Once you have read the listing, retype all of it exactly.

> _Extracted data_
§ §
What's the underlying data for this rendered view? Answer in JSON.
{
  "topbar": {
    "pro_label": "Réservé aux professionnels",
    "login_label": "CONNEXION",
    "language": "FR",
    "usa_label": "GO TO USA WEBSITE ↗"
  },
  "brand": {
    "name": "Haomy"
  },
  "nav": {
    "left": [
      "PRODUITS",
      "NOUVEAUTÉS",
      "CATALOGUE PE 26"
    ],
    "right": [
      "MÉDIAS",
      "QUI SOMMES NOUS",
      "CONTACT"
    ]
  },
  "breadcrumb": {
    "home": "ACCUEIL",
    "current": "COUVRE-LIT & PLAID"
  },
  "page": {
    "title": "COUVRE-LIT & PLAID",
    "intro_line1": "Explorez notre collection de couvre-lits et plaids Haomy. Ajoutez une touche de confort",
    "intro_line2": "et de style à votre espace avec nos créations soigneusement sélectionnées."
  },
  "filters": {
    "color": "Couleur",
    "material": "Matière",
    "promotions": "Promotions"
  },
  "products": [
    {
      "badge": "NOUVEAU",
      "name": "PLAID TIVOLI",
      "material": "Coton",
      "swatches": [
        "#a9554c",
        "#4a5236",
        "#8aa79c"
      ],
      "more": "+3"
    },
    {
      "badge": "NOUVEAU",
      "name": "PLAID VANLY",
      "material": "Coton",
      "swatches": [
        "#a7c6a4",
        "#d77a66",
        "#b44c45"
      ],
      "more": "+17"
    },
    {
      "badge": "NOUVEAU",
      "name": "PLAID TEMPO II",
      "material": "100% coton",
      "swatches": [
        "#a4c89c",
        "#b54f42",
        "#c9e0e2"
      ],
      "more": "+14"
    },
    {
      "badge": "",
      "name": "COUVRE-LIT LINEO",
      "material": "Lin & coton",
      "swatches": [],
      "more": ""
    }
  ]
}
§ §
> _Finished exercise_
What's the underlying data for this rendered view? Answer in JSON.
{
  "topbar": {
    "pro_label": "Réservé aux professionnels",
    "login_label": "CONNEXION",
    "language": "FR",
    "usa_label": "GO TO USA WEBSITE ↗"
  },
  "brand": {
    "name": "Haomy"
  },
  "nav": {
    "left": [
      "PRODUITS",
      "NOUVEAUTÉS",
      "CATALOGUE PE 26"
    ],
    "right": [
      "MÉDIAS",
      "QUI SOMMES NOUS",
      "CONTACT"
    ]
  },
  "breadcrumb": {
    "home": "ACCUEIL",
    "current": "COUVRE-LIT & PLAID"
  },
  "page": {
    "title": "COUVRE-LIT & PLAID",
    "intro_line1": "Explorez notre collection de couvre-lits et plaids Haomy. Ajoutez une touche de confort",
    "intro_line2": "et de style à votre espace avec nos créations soigneusement sélectionnées."
  },
  "filters": {
    "color": "Couleur",
    "material": "Matière",
    "promotions": "Promotions"
  },
  "products": [
    {
      "badge": "NOUVEAU",
      "name": "PLAID TIVOLI",
      "material": "Coton",
      "swatches": [
        "#a9554c",
        "#4a5236",
        "#8aa79c"
      ],
      "more": "+3"
    },
    {
      "badge": "NOUVEAU",
      "name": "PLAID VANLY",
      "material": "Coton",
      "swatches": [
        "#a7c6a4",
        "#d77a66",
        "#b44c45"
      ],
      "more": "+17"
    },
    {
      "badge": "NOUVEAU",
      "name": "PLAID TEMPO II",
      "material": "100% coton",
      "swatches": [
        "#a4c89c",
        "#b54f42",
        "#c9e0e2"
      ],
      "more": "+14"
    },
    {
      "badge": "",
      "name": "COUVRE-LIT LINEO",
      "material": "Lin & coton",
      "swatches": [],
      "more": ""
    }
  ]
}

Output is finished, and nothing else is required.